ICAT participated in a second virtual event co-organized by the Office of the High Commissioner for Human Rights and the OSCE on 16 June to raise awareness on the recently-adopted General Recommendation No.38 on Trafficking of Women and Girls in the Context of Global Migration developed by the UN Committee on the Elimination of Discrimination against Women (CEDAW), and support its implementation at country-level.
General Recommendations are developed by the Committee to offer interpretative guidance to States Parties to the Convention on the Elimination of All Forms of Discrimination Against Women on specific provisions and aspects of the legal text.
General Recommendation 38 particularly provides guidance on the implementation of Article 6 of the Convention, calling on States Parties to “take all appropriate measures, including legislation, to suppress all forms of traffic in women and exploitation of prostitution of women”.
The Recommendation emphasizes the need to address root causes of trafficking in women and girls, including through addressing socio-economic injustice; promoting a safe migration framework; discouraging the demand that fosters exploitation and leads to trafficking, as well as tackling the use of digital technology in trafficking, among others.
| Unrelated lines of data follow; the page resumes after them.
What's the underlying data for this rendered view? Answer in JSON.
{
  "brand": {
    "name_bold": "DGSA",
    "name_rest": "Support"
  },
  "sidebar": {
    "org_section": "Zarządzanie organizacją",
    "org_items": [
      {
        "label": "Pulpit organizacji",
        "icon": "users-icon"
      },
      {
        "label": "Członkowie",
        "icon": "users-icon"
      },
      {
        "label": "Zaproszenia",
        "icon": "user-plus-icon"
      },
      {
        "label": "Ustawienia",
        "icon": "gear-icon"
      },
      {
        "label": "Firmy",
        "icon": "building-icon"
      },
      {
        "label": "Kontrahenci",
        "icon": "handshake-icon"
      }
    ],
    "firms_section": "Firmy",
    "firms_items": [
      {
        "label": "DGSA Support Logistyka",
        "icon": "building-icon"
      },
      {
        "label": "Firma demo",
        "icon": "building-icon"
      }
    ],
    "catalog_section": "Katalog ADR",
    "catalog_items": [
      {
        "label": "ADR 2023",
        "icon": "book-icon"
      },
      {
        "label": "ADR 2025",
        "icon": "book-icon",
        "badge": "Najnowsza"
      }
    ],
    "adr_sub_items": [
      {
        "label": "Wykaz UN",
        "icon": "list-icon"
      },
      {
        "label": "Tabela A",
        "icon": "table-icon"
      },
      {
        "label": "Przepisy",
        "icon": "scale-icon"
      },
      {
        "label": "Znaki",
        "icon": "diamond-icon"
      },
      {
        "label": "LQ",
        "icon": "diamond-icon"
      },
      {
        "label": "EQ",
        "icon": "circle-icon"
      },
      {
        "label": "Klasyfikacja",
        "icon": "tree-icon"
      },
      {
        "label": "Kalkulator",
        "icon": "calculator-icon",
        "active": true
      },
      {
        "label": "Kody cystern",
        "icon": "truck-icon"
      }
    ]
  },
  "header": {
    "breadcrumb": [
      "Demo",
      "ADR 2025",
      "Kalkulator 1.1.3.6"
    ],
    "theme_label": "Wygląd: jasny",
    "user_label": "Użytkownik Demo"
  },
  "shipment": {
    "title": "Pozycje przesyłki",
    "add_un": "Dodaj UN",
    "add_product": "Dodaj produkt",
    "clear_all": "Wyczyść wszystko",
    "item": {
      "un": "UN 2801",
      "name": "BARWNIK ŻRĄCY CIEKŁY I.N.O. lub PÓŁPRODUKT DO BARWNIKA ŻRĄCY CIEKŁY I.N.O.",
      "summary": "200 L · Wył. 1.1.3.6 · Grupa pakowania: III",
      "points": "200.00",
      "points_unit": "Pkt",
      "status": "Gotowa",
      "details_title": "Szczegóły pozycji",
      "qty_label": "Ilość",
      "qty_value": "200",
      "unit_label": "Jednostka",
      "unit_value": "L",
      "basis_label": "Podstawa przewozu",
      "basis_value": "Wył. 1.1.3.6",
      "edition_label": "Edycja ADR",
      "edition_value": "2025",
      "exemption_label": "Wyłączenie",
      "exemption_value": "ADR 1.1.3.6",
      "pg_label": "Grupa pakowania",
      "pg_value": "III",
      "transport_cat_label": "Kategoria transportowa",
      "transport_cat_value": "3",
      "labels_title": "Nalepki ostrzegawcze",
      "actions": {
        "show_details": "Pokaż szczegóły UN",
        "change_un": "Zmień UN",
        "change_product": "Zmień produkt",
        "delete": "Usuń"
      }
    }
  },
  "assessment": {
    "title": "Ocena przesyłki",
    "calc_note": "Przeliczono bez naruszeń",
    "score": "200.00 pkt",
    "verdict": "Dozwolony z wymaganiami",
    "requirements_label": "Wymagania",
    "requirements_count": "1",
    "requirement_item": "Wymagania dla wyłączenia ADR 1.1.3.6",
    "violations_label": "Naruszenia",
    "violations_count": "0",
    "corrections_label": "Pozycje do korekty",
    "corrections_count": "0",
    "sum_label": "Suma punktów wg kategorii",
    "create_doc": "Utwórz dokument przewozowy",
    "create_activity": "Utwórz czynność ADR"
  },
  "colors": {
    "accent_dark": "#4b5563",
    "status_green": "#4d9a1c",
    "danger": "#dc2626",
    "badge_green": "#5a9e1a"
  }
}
Speaking during the event, Dalia Leinarte, former Chair and member of the CEDAW, who led the development of the General Recommendation, recognized the importance of collaboration of all actors, including through ICAT, in supporting the implementation of this instrument.
Speaking on behalf of ICAT, Martin Fowke from the Human Trafficking and Migrant Smuggling Section of UNODC, drew links between the General Recommendation and existing frameworks, such as the Trafficking in Persons Protocol to the UN Convention against Transnational Organized Crime and relevant guidance provided by ICAT jointly, including the recent Analytical Review of anti-trafficking efforts in the past two decades, highlighting the importance of
Beyond providing a joint input towards the elaboration of the General Recommendation in 2019 and 2020, ICAT has committed to continue working with the Committee to translate the policy recommendations contained in the General Recommendation No.38 into action.
To that end, ICAT will support several region-based initiatives to raise awareness on the General Recommendation and promote its use around the world.
Participation in the two side events is part of ICAT’s deliberate mission to reinforcing partnerships with different agents, so that a comprehensive and holistic response to trafficking can be provided globally.
ICAT was established in 2007, pursuant to UN General Assembly resolution 61/180 with a view to enhance cooperation and coordination among the international community in their anti-trafficking efforts.